'One indicted as a principal may be convicted on evidence showing that he merely aided and abetted.' 284 F.2d at 540.
2) Calvert's conviction for aiding and abetting.
The government contends that the evidence shows that appellant Calvert aided and abetted the robbery, violating Section 2113(b) U.S.C.A. Title 18. There was evidence that he placed burglar tools in the Oldsmobile observed at the scene of the crime; the Oldsmobile's license plates came from a junk yard where he had previously been employed; and he had purchased the cutting tips used in the robbery and these were found in the Oldsmobile. We think that this evidence was sufficient to convict Calvert as an aider and abettor, under the standard set forth in Nye & Nissen v. United States, 336 U.S. 613, 619, 69 S.Ct. 766, 769-770, 93 L.Ed. 919, 925 (1949):
'In order to aid and abet another to commit a crime it is necessary that a defendant 'in some sort associate himself with the venture, that he participate in it as in something that he wishes to bring about, that he seek by his action to make it succeed.' L. Hand, J., in United States v. Peoni, (CCA 2d NY) 2 Cir., 100 F.2d 401, 402.'
No direct evidence of actual communication between the aider and abettor and the principal need be introduced. Morei v. United States, 127 F.2d 827, 830, (6th Cir. 1942); White v. United States, 366 F.2d 474, 476 (10th Cir. 1966). The aider and abettor may be convicted although there was no proof that he entered the bank. Pinkney v. United States, 380 F.2d 882, 885 (5th Cir. 1967), cert. denied, 390 U.S. 908, 88 S.Ct. 831, 19 L.Ed.2d 876 (1968).
We affirm appellant Calvert's conviction as an aider and abettor of the robbery.
3) Conspiracy convictions.
Bradley and Calvert were both charged in Count 3, and were convicted of violating 18 U.S.C. 371, which reads:
'If two or more persons conspire either to commit any offense against the United States, or to defraud the United States, or any agency thereof in any manner or for any purpose, and one or more of such persons do any act to effect the object of the conspiracy, each shall be fined not more than $10,000 or imprisoned not more than five years, or both.'

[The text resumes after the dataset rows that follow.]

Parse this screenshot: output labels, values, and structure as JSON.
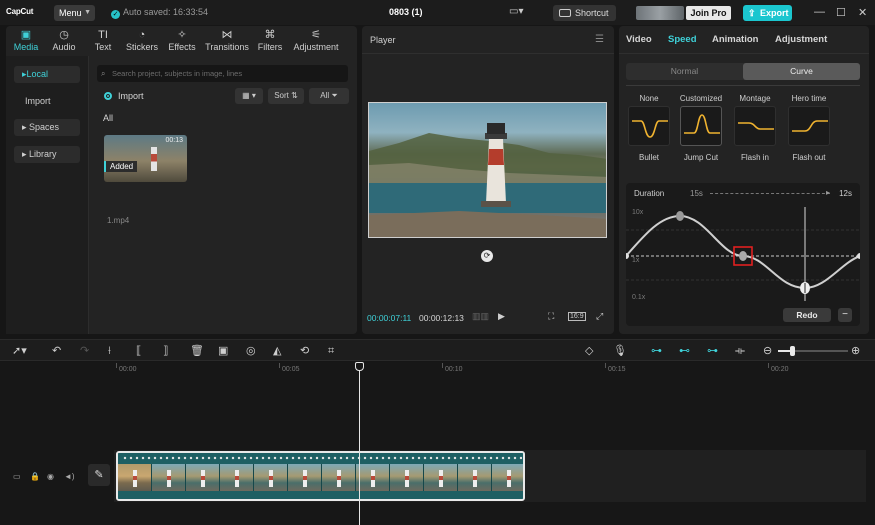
{
  "titlebar": {
    "logo": "CapCut",
    "menu_label": "Menu",
    "autosave": "Auto saved: 16:33:54",
    "project_name": "0803 (1)",
    "shortcut_label": "Shortcut",
    "joinpro_label": "Join Pro",
    "export_label": "Export"
  },
  "media": {
    "tabs": [
      {
        "label": "Media",
        "icon": "media-icon"
      },
      {
        "label": "Audio",
        "icon": "audio-icon"
      },
      {
        "label": "Text",
        "icon": "text-icon"
      },
      {
        "label": "Stickers",
        "icon": "stickers-icon"
      },
      {
        "label": "Effects",
        "icon": "effects-icon"
      },
      {
        "label": "Transitions",
        "icon": "transitions-icon"
      },
      {
        "label": "Filters",
        "icon": "filters-icon"
      },
      {
        "label": "Adjustment",
        "icon": "adjustment-icon"
      }
    ],
    "sidebar": {
      "local": "Local",
      "import": "Import",
      "spaces": "Spaces",
      "library": "Library"
    },
    "search_placeholder": "Search project, subjects in image, lines",
    "import_label": "Import",
    "sort_label": "Sort",
    "all_filter": "All",
    "all_heading": "All",
    "clip": {
      "badge": "Added",
      "duration": "00:13",
      "name": "1.mp4"
    }
  },
  "player": {
    "title": "Player",
    "current_time": "00:00:07:11",
    "total_time": "00:00:12:13",
    "ratio_label": "16:9"
  },
  "properties": {
    "tabs": [
      "Video",
      "Speed",
      "Animation",
      "Adjustment"
    ],
    "speed_modes": [
      "Normal",
      "Curve"
    ],
    "presets_top": [
      "None",
      "Customized",
      "Montage",
      "Hero time"
    ],
    "presets_bottom": [
      "Bullet",
      "Jump Cut",
      "Flash in",
      "Flash out"
    ],
    "duration_label": "Duration",
    "duration_from": "15s",
    "duration_to": "12s",
    "y_labels": [
      "10x",
      "1x",
      "0.1x"
    ],
    "redo_label": "Redo"
  },
  "timeline": {
    "ruler": [
      "00:00",
      "00:05",
      "00:10",
      "00:15",
      "00:20"
    ]
  },
  "colors": {
    "accent": "#3fd1d8",
    "clip": "#1e5f63",
    "highlight_box": "#e02020"
  }
}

The commission of a substantive offense and a conspiracy to commit it are separate and distinct crimes, and a plea of double jeopardy does not arise on a conviction for both. Pinkerton v. United States, 328 U.S. 640, 643, 644, 66 S.Ct. 1180, 90 L.Ed. 1489; Pereira v. United States, 347 U.S. 1, 11, 74 S.Ct. 358, 98 L.Ed. 435 (1953); Callanan v. United States, 364 U.S. 587, 590, 81 S.Ct. 321, 5 L.Ed.2d 312 (1960). Neither does a conviction for a substantive offense in any way merge a conspiracy charge into the substantive crime. Callanan v. United States, supra, 364 U.S. at 587, 81 S.Ct. 321. In Pereira, supra, 347 U.S., at 11, 74 S.Ct. 358, the Court specifically held that aiding and abetting, under the facts of that case, was a separate crime from conspiring. We can find no meaningful distinction in the facts presented here.
The jury found that Bradley robbed the bank, aided and abetted by Calvert. We have affirmed the jury's verdict in this regard. Quite obviously, the successful prosecution of this criminal business was the product of some communication and agreement between the defendants. In criminal law this is called conspiracy. It is not for us to question the policy which prompted the prosecution to add the conspiracy count, nor the decision of the District Judge to make the sentences imposed for conspiracy consective to those given for the substantive offenses.